-- Data to process follows --
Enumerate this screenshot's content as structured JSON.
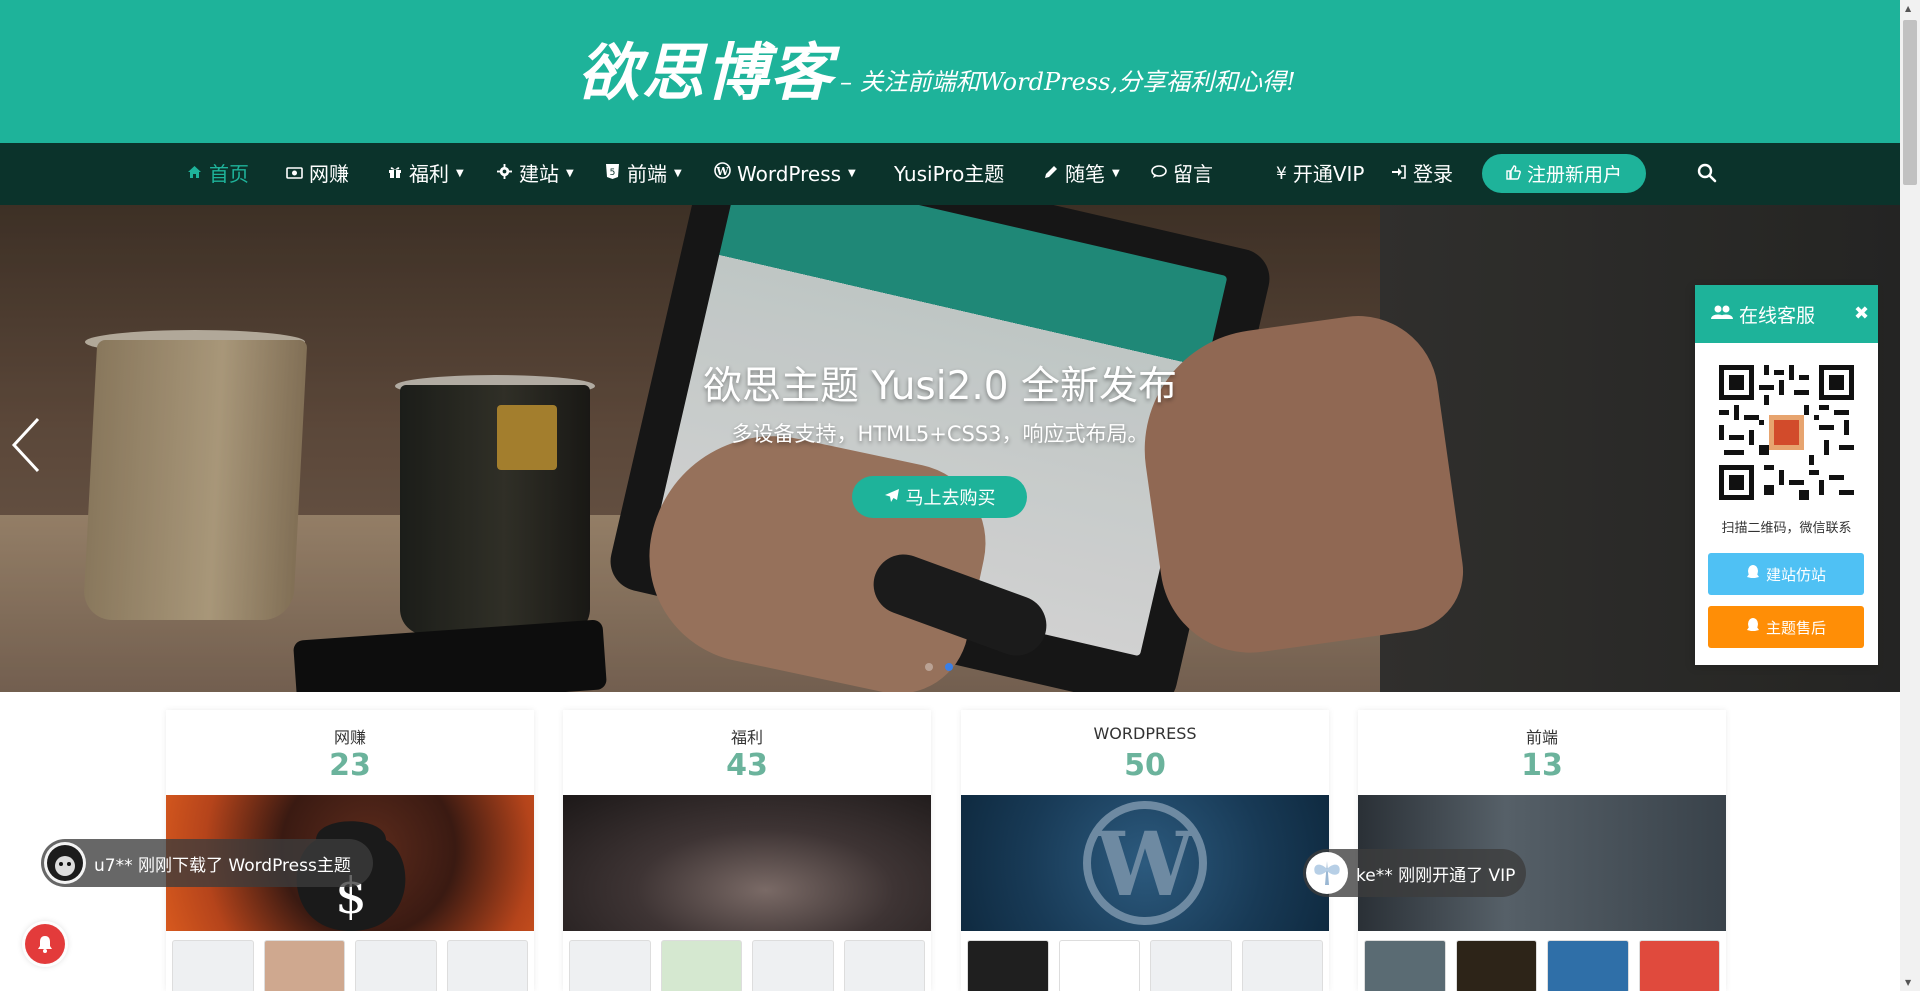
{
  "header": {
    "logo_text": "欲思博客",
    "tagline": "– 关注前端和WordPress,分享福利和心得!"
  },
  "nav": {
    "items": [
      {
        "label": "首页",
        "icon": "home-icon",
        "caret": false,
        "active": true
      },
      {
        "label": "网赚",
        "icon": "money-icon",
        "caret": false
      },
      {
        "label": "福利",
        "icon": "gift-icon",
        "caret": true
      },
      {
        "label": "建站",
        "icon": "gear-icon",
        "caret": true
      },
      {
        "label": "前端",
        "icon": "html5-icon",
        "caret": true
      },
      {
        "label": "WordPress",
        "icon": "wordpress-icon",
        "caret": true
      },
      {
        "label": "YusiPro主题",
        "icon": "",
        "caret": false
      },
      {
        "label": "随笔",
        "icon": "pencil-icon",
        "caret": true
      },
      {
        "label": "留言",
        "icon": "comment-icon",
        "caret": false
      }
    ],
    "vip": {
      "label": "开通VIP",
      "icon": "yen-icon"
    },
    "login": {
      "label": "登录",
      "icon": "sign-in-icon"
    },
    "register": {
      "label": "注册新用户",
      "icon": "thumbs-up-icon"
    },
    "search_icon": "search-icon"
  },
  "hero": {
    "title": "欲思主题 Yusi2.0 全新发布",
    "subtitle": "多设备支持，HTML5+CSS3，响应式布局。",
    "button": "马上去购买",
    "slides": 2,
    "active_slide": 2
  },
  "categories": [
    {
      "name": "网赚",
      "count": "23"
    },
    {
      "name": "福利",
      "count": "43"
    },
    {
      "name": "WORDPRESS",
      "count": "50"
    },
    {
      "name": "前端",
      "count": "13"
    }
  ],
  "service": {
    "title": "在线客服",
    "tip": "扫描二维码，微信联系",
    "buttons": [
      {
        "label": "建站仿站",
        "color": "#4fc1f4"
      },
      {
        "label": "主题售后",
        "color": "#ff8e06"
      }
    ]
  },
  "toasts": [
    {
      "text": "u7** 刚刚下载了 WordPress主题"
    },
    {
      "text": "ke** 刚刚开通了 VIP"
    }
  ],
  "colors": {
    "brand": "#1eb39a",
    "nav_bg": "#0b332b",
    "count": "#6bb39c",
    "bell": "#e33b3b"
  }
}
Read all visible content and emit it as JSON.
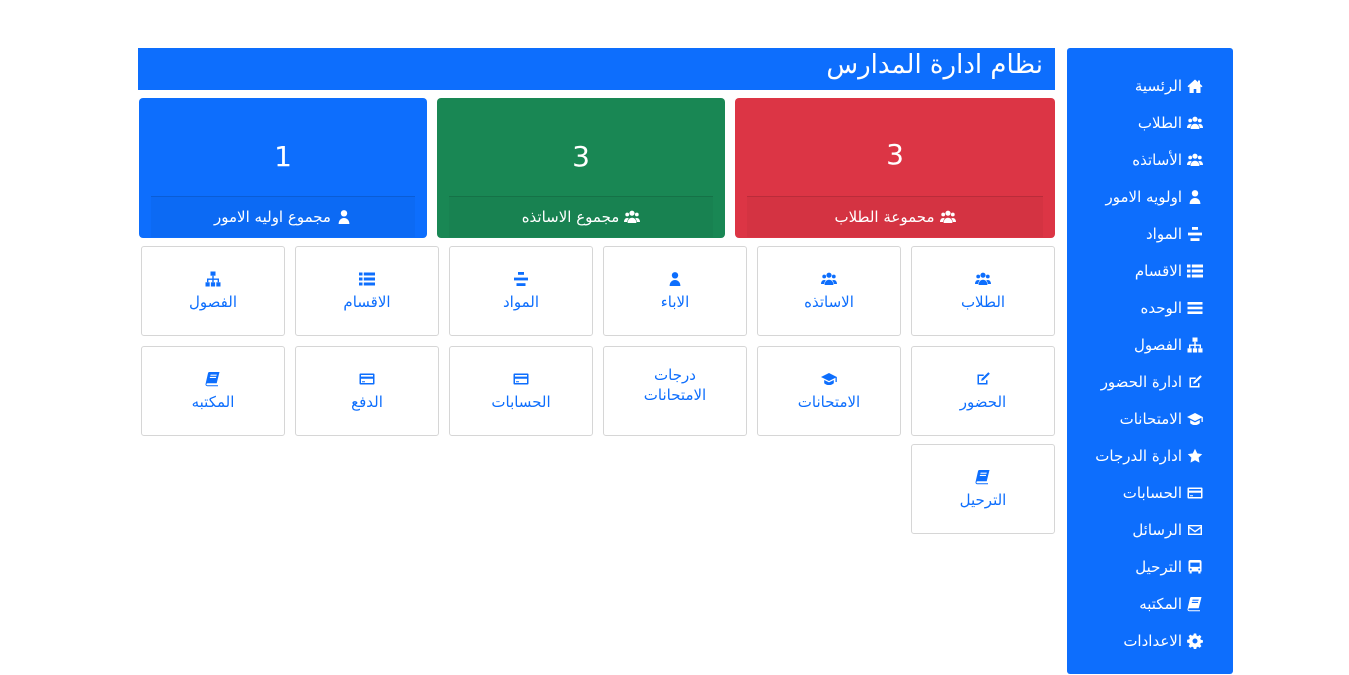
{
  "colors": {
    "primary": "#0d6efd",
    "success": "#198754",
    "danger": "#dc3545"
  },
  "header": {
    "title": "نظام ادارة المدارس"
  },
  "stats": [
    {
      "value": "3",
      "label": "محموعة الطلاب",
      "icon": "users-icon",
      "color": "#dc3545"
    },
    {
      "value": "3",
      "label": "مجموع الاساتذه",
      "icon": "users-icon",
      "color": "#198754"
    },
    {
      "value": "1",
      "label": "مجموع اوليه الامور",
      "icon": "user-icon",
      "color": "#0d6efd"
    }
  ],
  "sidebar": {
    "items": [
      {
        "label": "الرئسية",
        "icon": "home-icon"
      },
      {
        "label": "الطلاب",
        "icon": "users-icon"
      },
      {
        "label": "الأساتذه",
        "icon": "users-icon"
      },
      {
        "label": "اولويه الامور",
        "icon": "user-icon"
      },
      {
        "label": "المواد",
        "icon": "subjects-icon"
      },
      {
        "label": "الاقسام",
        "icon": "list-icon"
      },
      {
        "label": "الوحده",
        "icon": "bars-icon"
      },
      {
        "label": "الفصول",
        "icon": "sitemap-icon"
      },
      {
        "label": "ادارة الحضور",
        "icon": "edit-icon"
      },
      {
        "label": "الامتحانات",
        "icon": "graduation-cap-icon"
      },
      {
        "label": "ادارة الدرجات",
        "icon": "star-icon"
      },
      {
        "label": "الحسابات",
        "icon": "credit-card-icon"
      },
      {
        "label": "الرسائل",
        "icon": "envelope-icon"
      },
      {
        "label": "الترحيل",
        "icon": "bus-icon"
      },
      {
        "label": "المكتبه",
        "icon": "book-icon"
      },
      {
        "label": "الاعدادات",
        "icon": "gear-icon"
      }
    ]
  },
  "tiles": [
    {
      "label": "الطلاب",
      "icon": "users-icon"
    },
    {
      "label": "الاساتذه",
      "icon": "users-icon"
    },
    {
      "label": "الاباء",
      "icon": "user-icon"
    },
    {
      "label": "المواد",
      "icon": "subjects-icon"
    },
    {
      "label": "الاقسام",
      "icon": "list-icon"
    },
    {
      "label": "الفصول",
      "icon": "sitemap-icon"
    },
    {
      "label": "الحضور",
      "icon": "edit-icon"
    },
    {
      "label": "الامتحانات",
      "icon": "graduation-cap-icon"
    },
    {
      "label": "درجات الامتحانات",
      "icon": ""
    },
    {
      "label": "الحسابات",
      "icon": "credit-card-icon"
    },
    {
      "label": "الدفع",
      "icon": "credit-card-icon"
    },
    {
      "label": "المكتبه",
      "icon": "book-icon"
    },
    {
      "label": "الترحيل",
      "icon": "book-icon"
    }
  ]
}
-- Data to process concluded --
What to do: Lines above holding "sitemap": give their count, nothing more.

Task answer: 2